Task directions: Wherever the string "text" shows up in the material below, copy that line.
------ Available records
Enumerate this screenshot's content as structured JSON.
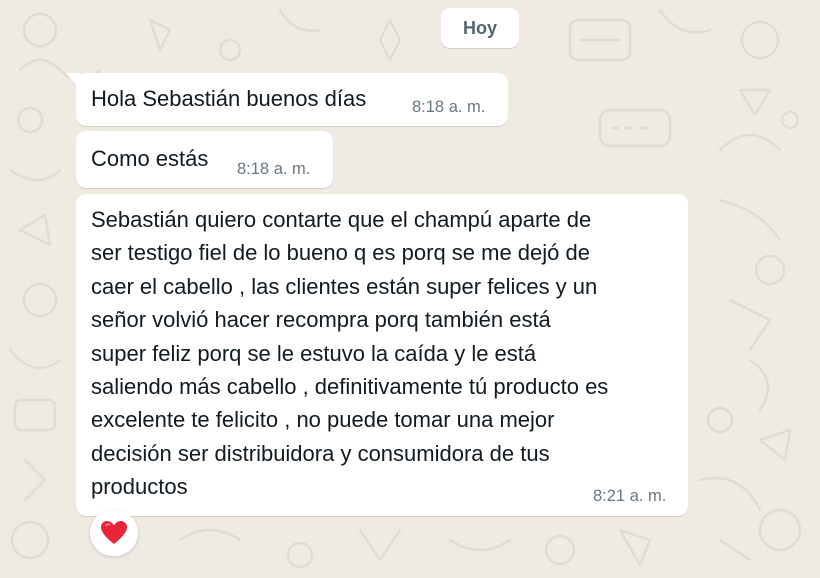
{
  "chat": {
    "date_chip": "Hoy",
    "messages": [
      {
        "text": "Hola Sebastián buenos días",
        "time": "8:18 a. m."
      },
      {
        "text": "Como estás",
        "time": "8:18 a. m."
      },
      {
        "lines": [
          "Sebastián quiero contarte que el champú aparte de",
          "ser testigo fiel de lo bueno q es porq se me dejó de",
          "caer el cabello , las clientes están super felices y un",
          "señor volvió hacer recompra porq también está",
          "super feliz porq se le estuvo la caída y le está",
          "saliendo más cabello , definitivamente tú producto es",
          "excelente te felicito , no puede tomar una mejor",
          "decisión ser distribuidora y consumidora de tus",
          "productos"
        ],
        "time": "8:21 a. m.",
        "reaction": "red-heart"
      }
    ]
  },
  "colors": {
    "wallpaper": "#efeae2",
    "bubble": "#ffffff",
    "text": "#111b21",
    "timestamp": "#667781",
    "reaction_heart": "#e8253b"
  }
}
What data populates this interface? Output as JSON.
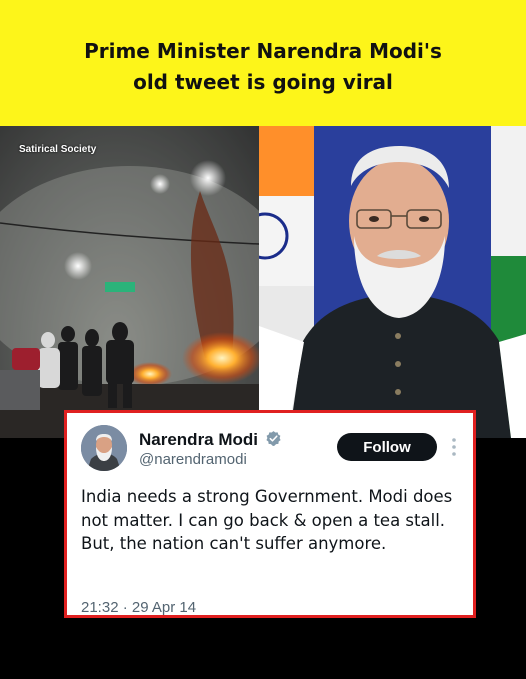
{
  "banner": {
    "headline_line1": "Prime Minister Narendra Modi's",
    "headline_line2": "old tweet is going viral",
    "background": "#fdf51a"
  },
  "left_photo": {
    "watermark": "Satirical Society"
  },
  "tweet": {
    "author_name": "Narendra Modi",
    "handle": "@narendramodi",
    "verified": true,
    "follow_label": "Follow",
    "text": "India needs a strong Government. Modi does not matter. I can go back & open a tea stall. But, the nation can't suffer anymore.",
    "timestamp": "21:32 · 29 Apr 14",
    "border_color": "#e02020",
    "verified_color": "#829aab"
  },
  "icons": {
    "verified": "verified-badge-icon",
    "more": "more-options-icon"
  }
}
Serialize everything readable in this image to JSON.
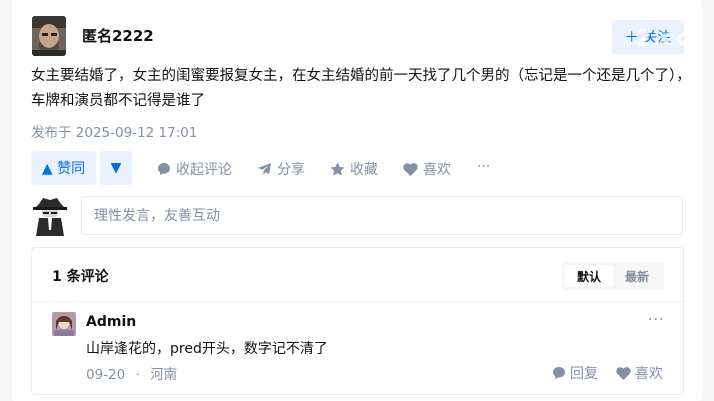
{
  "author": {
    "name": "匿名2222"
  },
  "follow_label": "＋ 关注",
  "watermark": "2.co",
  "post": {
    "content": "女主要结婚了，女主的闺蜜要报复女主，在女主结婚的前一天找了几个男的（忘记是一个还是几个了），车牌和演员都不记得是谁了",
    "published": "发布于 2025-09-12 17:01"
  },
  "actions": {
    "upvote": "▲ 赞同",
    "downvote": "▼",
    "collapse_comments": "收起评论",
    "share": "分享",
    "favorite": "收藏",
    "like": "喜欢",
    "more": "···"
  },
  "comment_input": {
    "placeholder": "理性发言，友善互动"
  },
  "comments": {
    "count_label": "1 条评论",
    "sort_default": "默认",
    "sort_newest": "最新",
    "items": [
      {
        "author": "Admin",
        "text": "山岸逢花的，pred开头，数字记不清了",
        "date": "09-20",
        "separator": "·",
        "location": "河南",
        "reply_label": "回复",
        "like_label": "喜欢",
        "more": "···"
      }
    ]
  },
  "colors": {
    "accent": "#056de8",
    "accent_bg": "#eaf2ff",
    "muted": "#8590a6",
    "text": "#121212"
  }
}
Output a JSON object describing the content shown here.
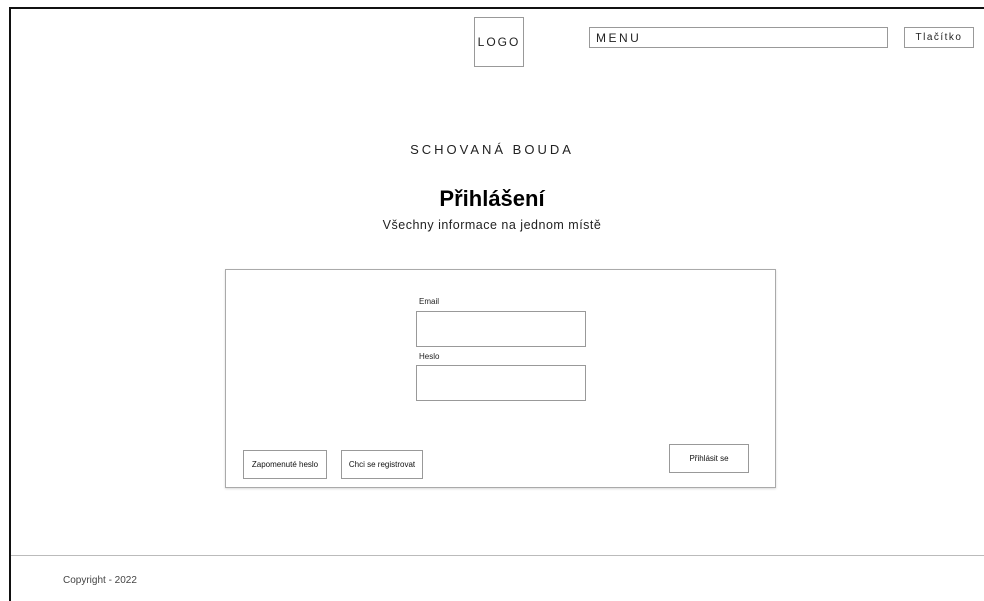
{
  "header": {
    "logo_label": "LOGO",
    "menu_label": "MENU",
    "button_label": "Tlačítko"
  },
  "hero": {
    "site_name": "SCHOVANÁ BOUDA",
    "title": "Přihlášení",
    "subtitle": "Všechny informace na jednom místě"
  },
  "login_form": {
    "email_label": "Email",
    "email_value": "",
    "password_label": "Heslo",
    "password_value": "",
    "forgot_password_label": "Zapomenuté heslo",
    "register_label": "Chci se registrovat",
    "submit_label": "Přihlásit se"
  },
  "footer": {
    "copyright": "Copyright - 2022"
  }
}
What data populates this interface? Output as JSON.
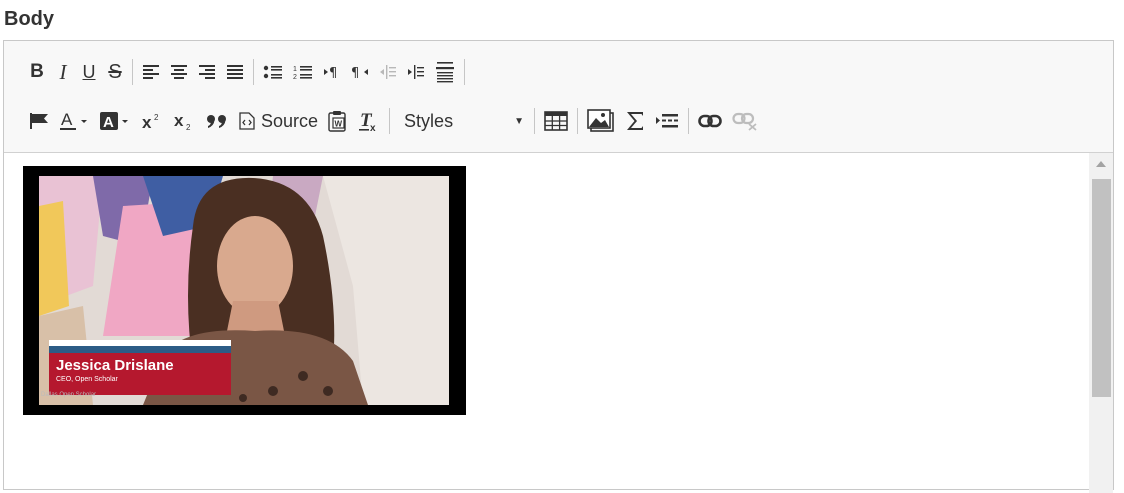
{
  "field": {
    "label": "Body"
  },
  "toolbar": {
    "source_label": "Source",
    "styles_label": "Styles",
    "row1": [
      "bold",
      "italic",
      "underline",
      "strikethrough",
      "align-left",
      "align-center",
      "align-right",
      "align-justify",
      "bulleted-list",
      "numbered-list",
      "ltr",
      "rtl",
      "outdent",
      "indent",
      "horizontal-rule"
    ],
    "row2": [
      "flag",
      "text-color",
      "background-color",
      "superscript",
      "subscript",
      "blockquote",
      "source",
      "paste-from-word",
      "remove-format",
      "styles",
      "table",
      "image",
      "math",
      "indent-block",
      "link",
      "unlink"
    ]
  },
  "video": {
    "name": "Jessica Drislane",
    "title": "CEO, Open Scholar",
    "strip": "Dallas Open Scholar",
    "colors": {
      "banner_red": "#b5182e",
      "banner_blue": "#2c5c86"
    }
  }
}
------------
Exercise solution:
        "text": "Hola Sebastián buenos días",
        "text": "Como estás",
    "text": "#111b21",
    "text": "India needs a strong Government. Modi does not matter. I can go back & open a tea stall. But, the nation can't suffer anymore.",
        "text": "山岸逢花的，pred开头，数字记不清了",
    "text": "#121212"
      "text-color",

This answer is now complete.